======== GIVEN DATA ========

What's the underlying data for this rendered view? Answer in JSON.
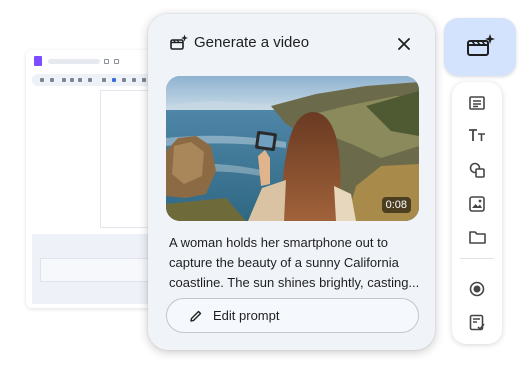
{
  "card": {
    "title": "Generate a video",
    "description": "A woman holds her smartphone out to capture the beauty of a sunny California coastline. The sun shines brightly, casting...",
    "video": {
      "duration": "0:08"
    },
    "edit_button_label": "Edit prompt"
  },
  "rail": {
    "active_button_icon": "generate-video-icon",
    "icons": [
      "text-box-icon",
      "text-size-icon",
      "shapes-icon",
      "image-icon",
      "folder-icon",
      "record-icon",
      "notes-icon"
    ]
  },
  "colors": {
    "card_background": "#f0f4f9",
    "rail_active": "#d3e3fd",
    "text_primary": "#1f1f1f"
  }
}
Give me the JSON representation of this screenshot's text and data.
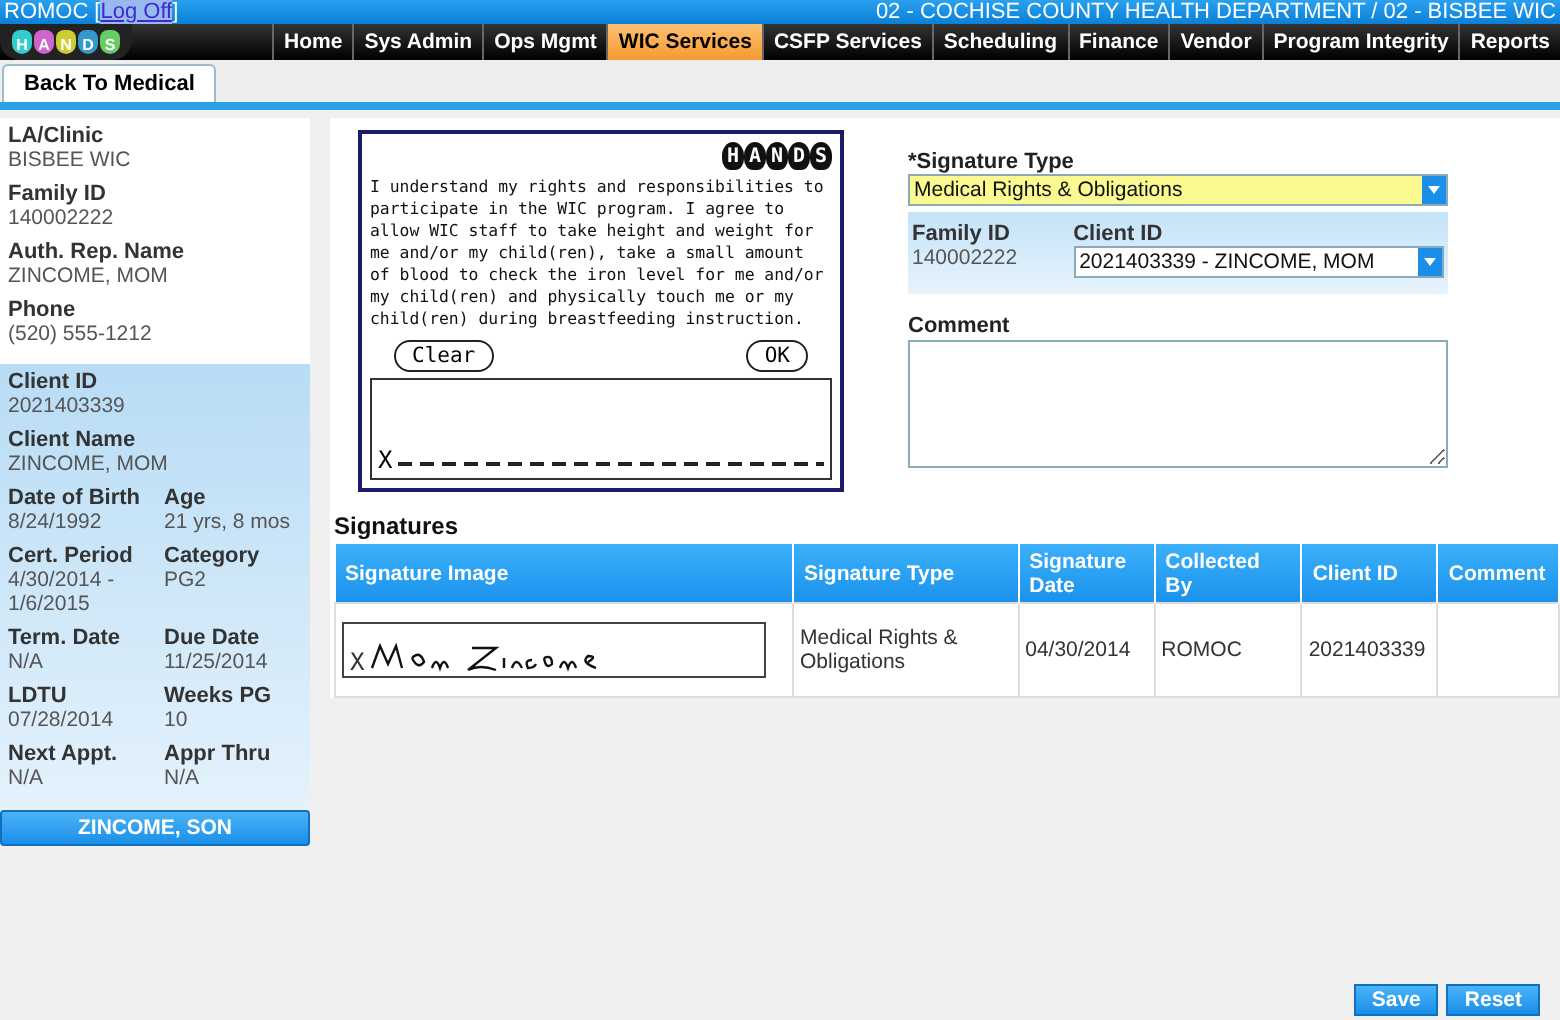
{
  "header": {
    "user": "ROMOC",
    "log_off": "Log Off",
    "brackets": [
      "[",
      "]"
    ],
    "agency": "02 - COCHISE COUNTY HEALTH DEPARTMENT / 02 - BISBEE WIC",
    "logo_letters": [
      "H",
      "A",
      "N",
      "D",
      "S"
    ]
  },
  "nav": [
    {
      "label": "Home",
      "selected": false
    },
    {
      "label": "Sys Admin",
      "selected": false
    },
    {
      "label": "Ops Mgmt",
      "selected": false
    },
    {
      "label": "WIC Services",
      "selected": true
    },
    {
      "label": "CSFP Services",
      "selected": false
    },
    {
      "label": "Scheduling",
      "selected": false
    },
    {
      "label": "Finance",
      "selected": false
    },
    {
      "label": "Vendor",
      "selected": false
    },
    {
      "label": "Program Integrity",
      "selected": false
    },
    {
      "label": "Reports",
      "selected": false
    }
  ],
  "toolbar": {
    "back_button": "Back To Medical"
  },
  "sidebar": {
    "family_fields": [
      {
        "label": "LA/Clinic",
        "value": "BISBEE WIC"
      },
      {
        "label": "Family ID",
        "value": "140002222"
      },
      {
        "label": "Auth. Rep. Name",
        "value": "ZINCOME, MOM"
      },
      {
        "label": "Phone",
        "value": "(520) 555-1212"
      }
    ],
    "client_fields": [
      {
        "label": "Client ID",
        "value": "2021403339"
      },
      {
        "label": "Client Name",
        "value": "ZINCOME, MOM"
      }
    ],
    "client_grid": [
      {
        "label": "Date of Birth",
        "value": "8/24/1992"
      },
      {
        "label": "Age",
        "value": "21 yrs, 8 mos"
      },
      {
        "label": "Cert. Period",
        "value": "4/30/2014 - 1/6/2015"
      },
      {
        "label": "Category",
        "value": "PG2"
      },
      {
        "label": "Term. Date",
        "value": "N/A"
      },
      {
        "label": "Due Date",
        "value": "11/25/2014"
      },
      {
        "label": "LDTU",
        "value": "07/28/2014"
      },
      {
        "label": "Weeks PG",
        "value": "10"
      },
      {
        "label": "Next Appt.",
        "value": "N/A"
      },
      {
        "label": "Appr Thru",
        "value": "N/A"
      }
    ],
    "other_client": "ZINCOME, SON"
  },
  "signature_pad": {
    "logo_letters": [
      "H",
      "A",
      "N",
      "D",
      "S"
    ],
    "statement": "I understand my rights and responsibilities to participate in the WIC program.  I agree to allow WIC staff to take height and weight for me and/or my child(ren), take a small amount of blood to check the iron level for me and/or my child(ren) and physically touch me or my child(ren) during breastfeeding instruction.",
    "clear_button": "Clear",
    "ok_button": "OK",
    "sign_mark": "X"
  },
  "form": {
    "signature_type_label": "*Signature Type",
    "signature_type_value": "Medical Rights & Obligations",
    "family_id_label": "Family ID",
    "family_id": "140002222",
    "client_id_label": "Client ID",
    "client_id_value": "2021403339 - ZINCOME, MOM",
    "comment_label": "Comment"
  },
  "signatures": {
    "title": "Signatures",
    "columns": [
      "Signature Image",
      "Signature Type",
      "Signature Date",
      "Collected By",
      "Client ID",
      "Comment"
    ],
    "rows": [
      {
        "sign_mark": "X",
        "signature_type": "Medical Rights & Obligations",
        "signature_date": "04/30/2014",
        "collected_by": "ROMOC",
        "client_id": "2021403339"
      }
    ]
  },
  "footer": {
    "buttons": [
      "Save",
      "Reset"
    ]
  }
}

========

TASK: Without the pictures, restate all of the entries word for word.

RESPONSE FOR THIS EXERCISE:
What's the underlying data for this rendered view? Answer in JSON.
{
  "card": {
    "title": "Generate a video",
    "description": "A woman holds her smartphone out to capture the beauty of a sunny California coastline. The sun shines brightly, casting...",
    "video": {
      "duration": "0:08"
    },
    "edit_button_label": "Edit prompt"
  },
  "rail": {
    "active_button_icon": "generate-video-icon",
    "icons": [
      "text-box-icon",
      "text-size-icon",
      "shapes-icon",
      "image-icon",
      "folder-icon",
      "record-icon",
      "notes-icon"
    ]
  },
  "colors": {
    "card_background": "#f0f4f9",
    "rail_active": "#d3e3fd",
    "text_primary": "#1f1f1f"
  }
}
Give me the JSON representation of this screenshot's text and data.
{
  "header": {
    "user": "ROMOC",
    "log_off": "Log Off",
    "brackets": [
      "[",
      "]"
    ],
    "agency": "02 - COCHISE COUNTY HEALTH DEPARTMENT / 02 - BISBEE WIC",
    "logo_letters": [
      "H",
      "A",
      "N",
      "D",
      "S"
    ]
  },
  "nav": [
    {
      "label": "Home",
      "selected": false
    },
    {
      "label": "Sys Admin",
      "selected": false
    },
    {
      "label": "Ops Mgmt",
      "selected": false
    },
    {
      "label": "WIC Services",
      "selected": true
    },
    {
      "label": "CSFP Services",
      "selected": false
    },
    {
      "label": "Scheduling",
      "selected": false
    },
    {
      "label": "Finance",
      "selected": false
    },
    {
      "label": "Vendor",
      "selected": false
    },
    {
      "label": "Program Integrity",
      "selected": false
    },
    {
      "label": "Reports",
      "selected": false
    }
  ],
  "toolbar": {
    "back_button": "Back To Medical"
  },
  "sidebar": {
    "family_fields": [
      {
        "label": "LA/Clinic",
        "value": "BISBEE WIC"
      },
      {
        "label": "Family ID",
        "value": "140002222"
      },
      {
        "label": "Auth. Rep. Name",
        "value": "ZINCOME, MOM"
      },
      {
        "label": "Phone",
        "value": "(520) 555-1212"
      }
    ],
    "client_fields": [
      {
        "label": "Client ID",
        "value": "2021403339"
      },
      {
        "label": "Client Name",
        "value": "ZINCOME, MOM"
      }
    ],
    "client_grid": [
      {
        "label": "Date of Birth",
        "value": "8/24/1992"
      },
      {
        "label": "Age",
        "value": "21 yrs, 8 mos"
      },
      {
        "label": "Cert. Period",
        "value": "4/30/2014 - 1/6/2015"
      },
      {
        "label": "Category",
        "value": "PG2"
      },
      {
        "label": "Term. Date",
        "value": "N/A"
      },
      {
        "label": "Due Date",
        "value": "11/25/2014"
      },
      {
        "label": "LDTU",
        "value": "07/28/2014"
      },
      {
        "label": "Weeks PG",
        "value": "10"
      },
      {
        "label": "Next Appt.",
        "value": "N/A"
      },
      {
        "label": "Appr Thru",
        "value": "N/A"
      }
    ],
    "other_client": "ZINCOME, SON"
  },
  "signature_pad": {
    "logo_letters": [
      "H",
      "A",
      "N",
      "D",
      "S"
    ],
    "statement": "I understand my rights and responsibilities to participate in the WIC program.  I agree to allow WIC staff to take height and weight for me and/or my child(ren), take a small amount of blood to check the iron level for me and/or my child(ren) and physically touch me or my child(ren) during breastfeeding instruction.",
    "clear_button": "Clear",
    "ok_button": "OK",
    "sign_mark": "X"
  },
  "form": {
    "signature_type_label": "*Signature Type",
    "signature_type_value": "Medical Rights & Obligations",
    "family_id_label": "Family ID",
    "family_id": "140002222",
    "client_id_label": "Client ID",
    "client_id_value": "2021403339 - ZINCOME, MOM",
    "comment_label": "Comment"
  },
  "signatures": {
    "title": "Signatures",
    "columns": [
      "Signature Image",
      "Signature Type",
      "Signature Date",
      "Collected By",
      "Client ID",
      "Comment"
    ],
    "rows": [
      {
        "sign_mark": "X",
        "signature_type": "Medical Rights & Obligations",
        "signature_date": "04/30/2014",
        "collected_by": "ROMOC",
        "client_id": "2021403339"
      }
    ]
  },
  "footer": {
    "buttons": [
      "Save",
      "Reset"
    ]
  }
}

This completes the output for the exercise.